Certain constitutions permit the judiciary to review legislation to ensure that it complies with the fundamental rights recognized in the constitution. The constitutional court may have the power to strike down legislation that is incompatible with the rights guaranteed in the constitution. It may even have the power to make orders requiring relevant organs of state to comply with the positive duties imposed by certain rights. These represent very powerful remedies at the national level. However, the doctrine of separation of powers usually requires that courts accord a measure of deference to the decisions of the elected legislatures.
Apart from judicial enforcement, it may also be possible for activists to persuade the national legislature to enact social security programs, or to refrain from adopting retrogressive measures in relation to social security. Strategies deployed include campaigns, submissions to parliament, public advocacy and lobbying. The case studies on the child support grant campaign in South Africa and the Kensington Welfare Rights Union in the United States demonstrate how these strategies can be used to advance and promote social security rights (See Part II, pp. 617-18 and p. 599 for these case studies).

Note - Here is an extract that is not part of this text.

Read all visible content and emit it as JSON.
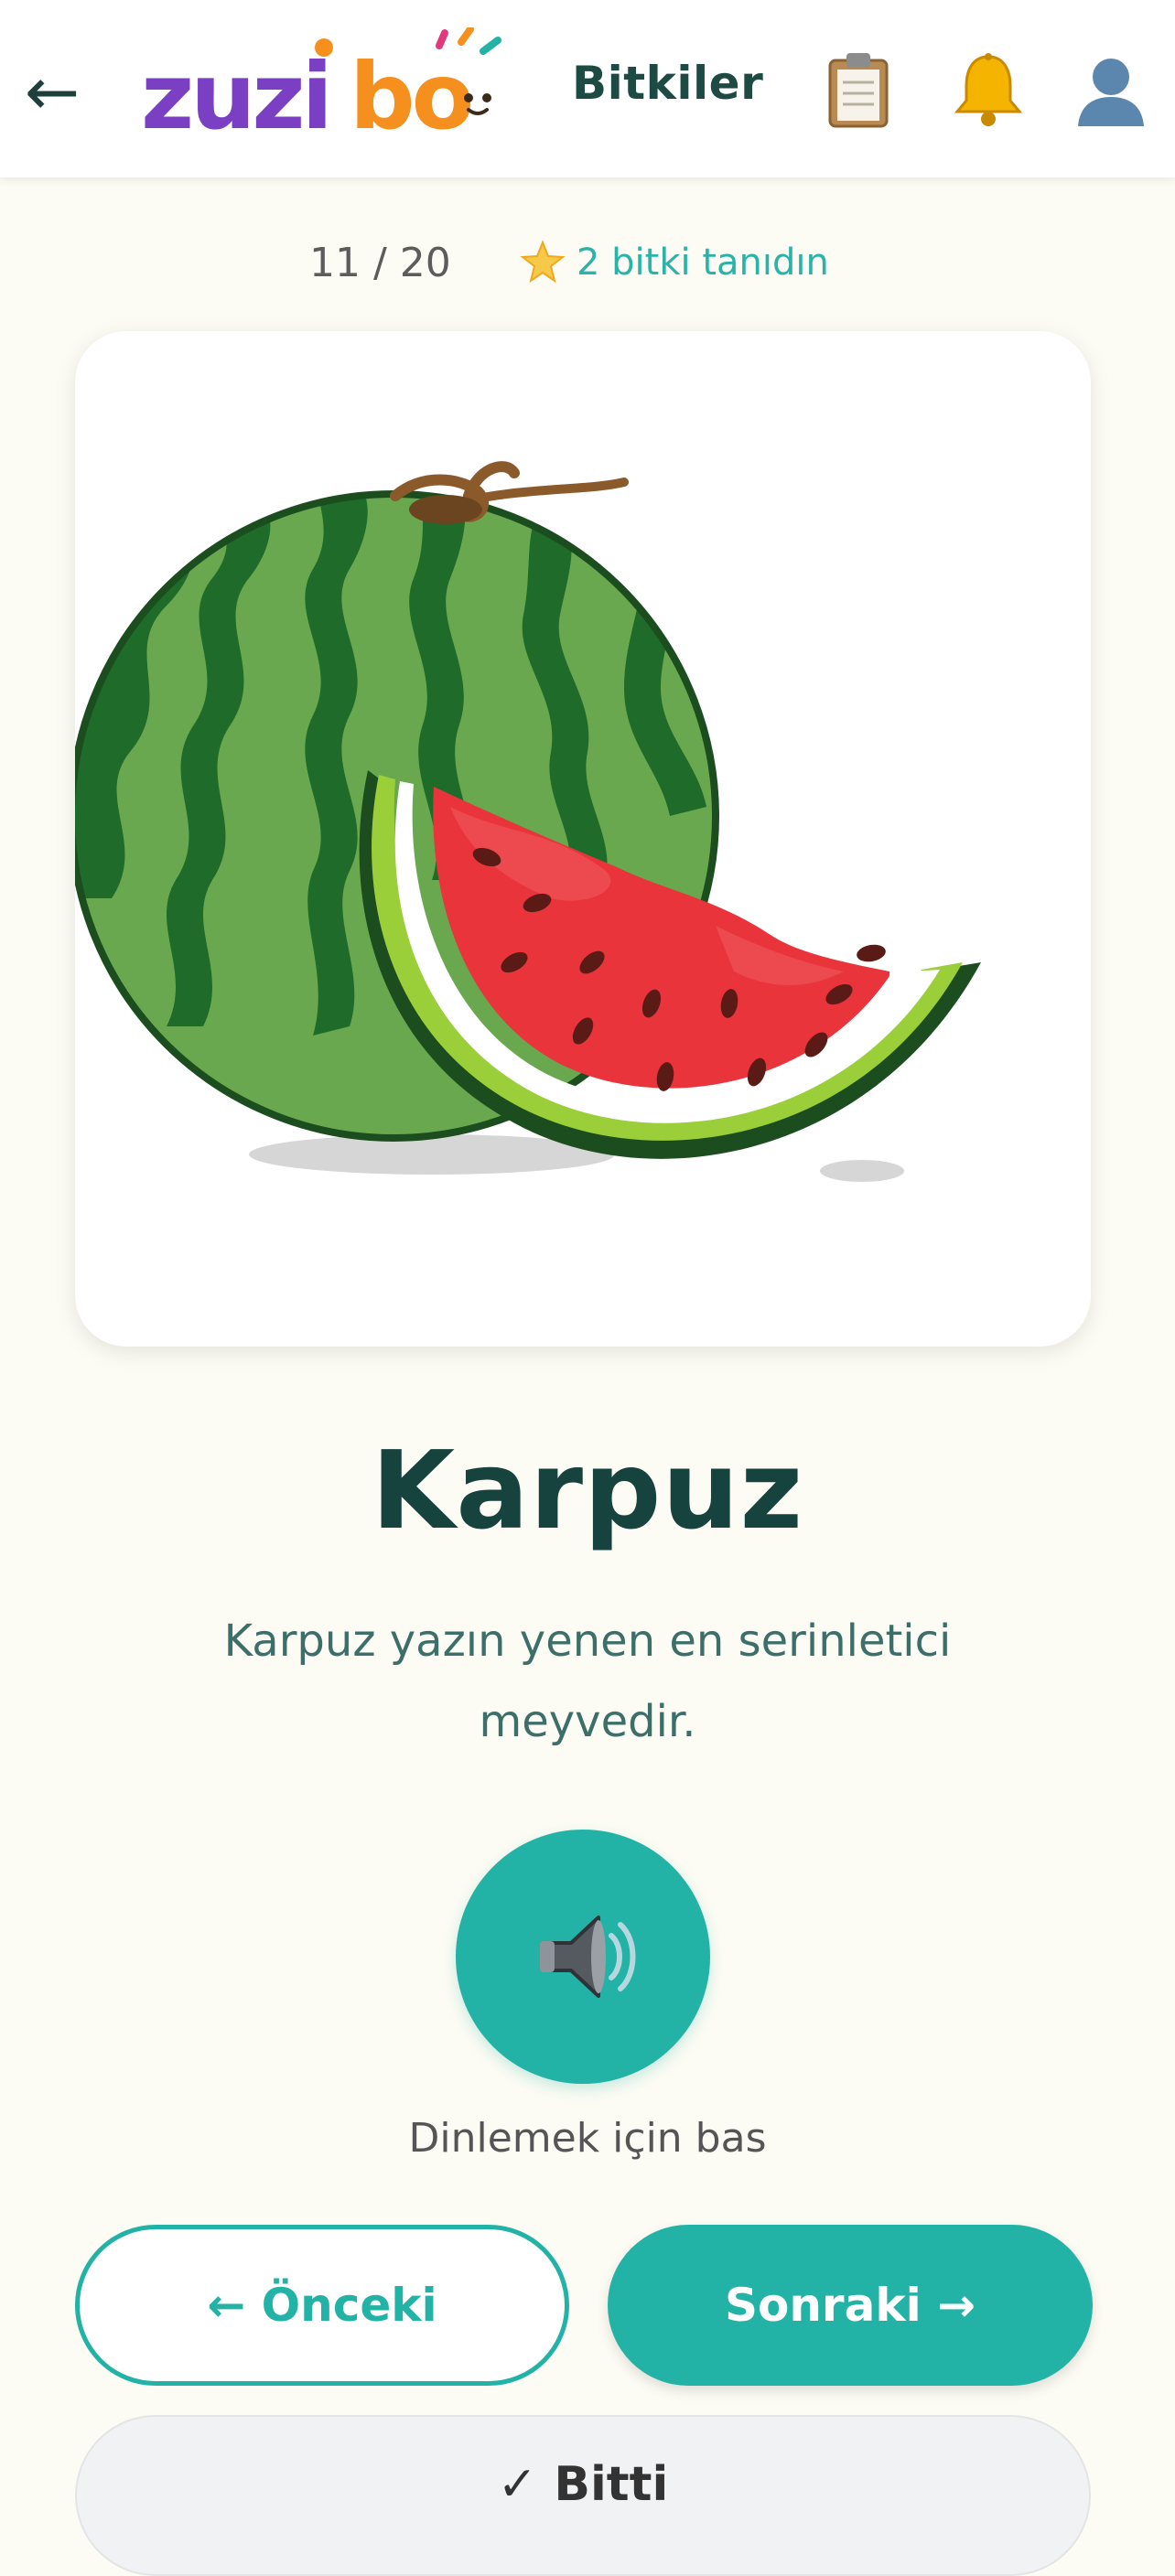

Social Security as a Human Right: International and Regional Standards
Other instruments that reflect international political commitments
Although not legally binding, the following instruments also represent international political commitments to consolidating and expanding social security systems:
Author: The author of this module is Sandra Liebenberg. The research on which this module was based was conducted with the financial assistance of the European Union Foundation for Human Rights in South Africa (EUFHRSA). The views expressed herein do not necessarily represent the official view of the EUFHRSA. The EUFHRSA is funded by the European Union under the European Programme for Reconstruction and Development.
7. Sattareh Farman Farmaian with Dona Munker, Daughter of Persia: A Woman's Journey from Her Father's Harem Through the Islamic Revolution (New York: Crown, 1992).
8. Ibrahima Gueye et al. v. France, Communication No. 196/1983 (3 April 1989), UN Doc. Supp. No. 40 (A/44/40) at 189 (1989).
9. Article 6(1) requires that: "In the determination of his civil rights and obligations or of any criminal charge against him, everyone is entitled to a fair and public hearing within a reasonable time by an independent and impartial tribunal established by law . . . " See Schuler-Zraggan v. Switzerland, judgment of 24 June 1993, Publications of the European Court of Human Rights, Series A, No. 263, para. 46.
10. ECHR, 16 September 1996 (39/1995/545/631). For a review of the relevant case law under the European Convention on Human Rights, see "The meaning of article 1 of the First Protocol for social security rights in the light of the Gaygusuz judgment," Social security, non-discirmination and property, ed. S. Van den Bogaert (Antwerpen, Maklu 1997), 59.
11. General Comment No. 3, The nature of States parties obligations (Art. 2, para. 1 of the Covenant) (Fifth session, 1990), UN Doc. E/1991/23, para. 9. (See pp. 174-77 of manual for full text.)
12. General Comment No. 9, The domestic application of the Covenant (Nineteenth session, 1998), UN Doc. E/C.12/1998/24, para. 9. (See pp. 447-50 of manual for full text.)
13. Goldberg v. Kelly, 397 US 254 (1970).